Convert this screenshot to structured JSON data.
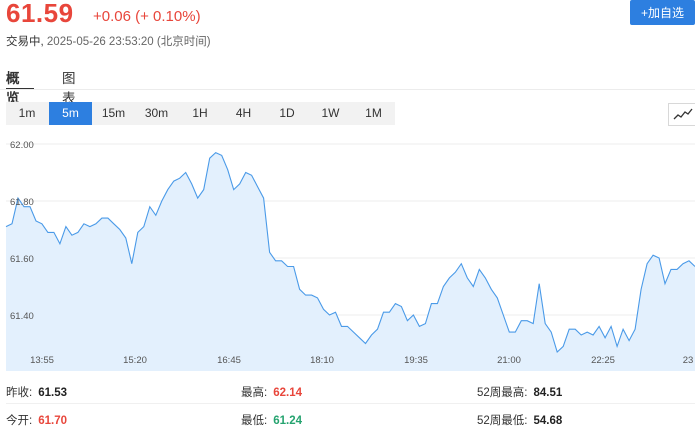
{
  "header": {
    "price": "61.59",
    "change": "+0.06 (+ 0.10%)",
    "status": "交易中,",
    "timestamp": "2025-05-26 23:53:20",
    "timezone": "(北京时间)",
    "add_watch_label": "+加自选"
  },
  "tabs": [
    {
      "label": "概览",
      "active": true
    },
    {
      "label": "图表",
      "active": false
    }
  ],
  "intervals": [
    {
      "label": "1m",
      "active": false
    },
    {
      "label": "5m",
      "active": true
    },
    {
      "label": "15m",
      "active": false
    },
    {
      "label": "30m",
      "active": false
    },
    {
      "label": "1H",
      "active": false
    },
    {
      "label": "4H",
      "active": false
    },
    {
      "label": "1D",
      "active": false
    },
    {
      "label": "1W",
      "active": false
    },
    {
      "label": "1M",
      "active": false
    }
  ],
  "chart_icon": "line-chart-icon",
  "colors": {
    "up": "#e8463b",
    "down": "#25a36f",
    "accent": "#2d7fe0",
    "line": "#4a9ae8",
    "fill": "#e3f0fd"
  },
  "chart_data": {
    "type": "area",
    "ylim": [
      61.3,
      62.05
    ],
    "y_ticks": [
      "62.00",
      "61.80",
      "61.60",
      "61.40"
    ],
    "x_ticks": [
      "13:55",
      "15:20",
      "16:45",
      "18:10",
      "19:35",
      "21:00",
      "22:25",
      "23"
    ],
    "grid": true,
    "values": [
      61.71,
      61.72,
      61.81,
      61.78,
      61.78,
      61.73,
      61.72,
      61.69,
      61.69,
      61.65,
      61.71,
      61.68,
      61.69,
      61.72,
      61.71,
      61.72,
      61.74,
      61.74,
      61.72,
      61.7,
      61.67,
      61.58,
      61.69,
      61.71,
      61.78,
      61.75,
      61.8,
      61.84,
      61.87,
      61.88,
      61.9,
      61.86,
      61.81,
      61.84,
      61.95,
      61.97,
      61.96,
      61.91,
      61.84,
      61.86,
      61.9,
      61.89,
      61.85,
      61.81,
      61.62,
      61.59,
      61.59,
      61.57,
      61.57,
      61.49,
      61.47,
      61.47,
      61.46,
      61.42,
      61.4,
      61.41,
      61.36,
      61.36,
      61.34,
      61.32,
      61.3,
      61.33,
      61.35,
      61.41,
      61.41,
      61.44,
      61.43,
      61.38,
      61.4,
      61.36,
      61.37,
      61.44,
      61.44,
      61.5,
      61.53,
      61.55,
      61.58,
      61.53,
      61.5,
      61.56,
      61.53,
      61.49,
      61.46,
      61.4,
      61.34,
      61.34,
      61.38,
      61.38,
      61.37,
      61.51,
      61.37,
      61.34,
      61.27,
      61.29,
      61.35,
      61.35,
      61.33,
      61.34,
      61.33,
      61.36,
      61.32,
      61.36,
      61.29,
      61.35,
      61.31,
      61.35,
      61.49,
      61.58,
      61.61,
      61.6,
      61.51,
      61.56,
      61.56,
      61.58,
      61.59,
      61.57
    ]
  },
  "stats": {
    "prev_close_label": "昨收:",
    "prev_close_value": "61.53",
    "high_label": "最高:",
    "high_value": "62.14",
    "week52_high_label": "52周最高:",
    "week52_high_value": "84.51",
    "open_label": "今开:",
    "open_value": "61.70",
    "low_label": "最低:",
    "low_value": "61.24",
    "week52_low_label": "52周最低:",
    "week52_low_value": "54.68"
  }
}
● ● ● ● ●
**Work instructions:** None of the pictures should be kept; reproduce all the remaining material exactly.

**Answer for this exercise:**
Convert this screenshot to structured JSON data.
{
  "header": {
    "price": "61.59",
    "change": "+0.06 (+ 0.10%)",
    "status": "交易中,",
    "timestamp": "2025-05-26 23:53:20",
    "timezone": "(北京时间)",
    "add_watch_label": "+加自选"
  },
  "tabs": [
    {
      "label": "概览",
      "active": true
    },
    {
      "label": "图表",
      "active": false
    }
  ],
  "intervals": [
    {
      "label": "1m",
      "active": false
    },
    {
      "label": "5m",
      "active": true
    },
    {
      "label": "15m",
      "active": false
    },
    {
      "label": "30m",
      "active": false
    },
    {
      "label": "1H",
      "active": false
    },
    {
      "label": "4H",
      "active": false
    },
    {
      "label": "1D",
      "active": false
    },
    {
      "label": "1W",
      "active": false
    },
    {
      "label": "1M",
      "active": false
    }
  ],
  "chart_icon": "line-chart-icon",
  "colors": {
    "up": "#e8463b",
    "down": "#25a36f",
    "accent": "#2d7fe0",
    "line": "#4a9ae8",
    "fill": "#e3f0fd"
  },
  "chart_data": {
    "type": "area",
    "ylim": [
      61.3,
      62.05
    ],
    "y_ticks": [
      "62.00",
      "61.80",
      "61.60",
      "61.40"
    ],
    "x_ticks": [
      "13:55",
      "15:20",
      "16:45",
      "18:10",
      "19:35",
      "21:00",
      "22:25",
      "23"
    ],
    "grid": true,
    "values": [
      61.71,
      61.72,
      61.81,
      61.78,
      61.78,
      61.73,
      61.72,
      61.69,
      61.69,
      61.65,
      61.71,
      61.68,
      61.69,
      61.72,
      61.71,
      61.72,
      61.74,
      61.74,
      61.72,
      61.7,
      61.67,
      61.58,
      61.69,
      61.71,
      61.78,
      61.75,
      61.8,
      61.84,
      61.87,
      61.88,
      61.9,
      61.86,
      61.81,
      61.84,
      61.95,
      61.97,
      61.96,
      61.91,
      61.84,
      61.86,
      61.9,
      61.89,
      61.85,
      61.81,
      61.62,
      61.59,
      61.59,
      61.57,
      61.57,
      61.49,
      61.47,
      61.47,
      61.46,
      61.42,
      61.4,
      61.41,
      61.36,
      61.36,
      61.34,
      61.32,
      61.3,
      61.33,
      61.35,
      61.41,
      61.41,
      61.44,
      61.43,
      61.38,
      61.4,
      61.36,
      61.37,
      61.44,
      61.44,
      61.5,
      61.53,
      61.55,
      61.58,
      61.53,
      61.5,
      61.56,
      61.53,
      61.49,
      61.46,
      61.4,
      61.34,
      61.34,
      61.38,
      61.38,
      61.37,
      61.51,
      61.37,
      61.34,
      61.27,
      61.29,
      61.35,
      61.35,
      61.33,
      61.34,
      61.33,
      61.36,
      61.32,
      61.36,
      61.29,
      61.35,
      61.31,
      61.35,
      61.49,
      61.58,
      61.61,
      61.6,
      61.51,
      61.56,
      61.56,
      61.58,
      61.59,
      61.57
    ]
  },
  "stats": {
    "prev_close_label": "昨收:",
    "prev_close_value": "61.53",
    "high_label": "最高:",
    "high_value": "62.14",
    "week52_high_label": "52周最高:",
    "week52_high_value": "84.51",
    "open_label": "今开:",
    "open_value": "61.70",
    "low_label": "最低:",
    "low_value": "61.24",
    "week52_low_label": "52周最低:",
    "week52_low_value": "54.68"
  }
}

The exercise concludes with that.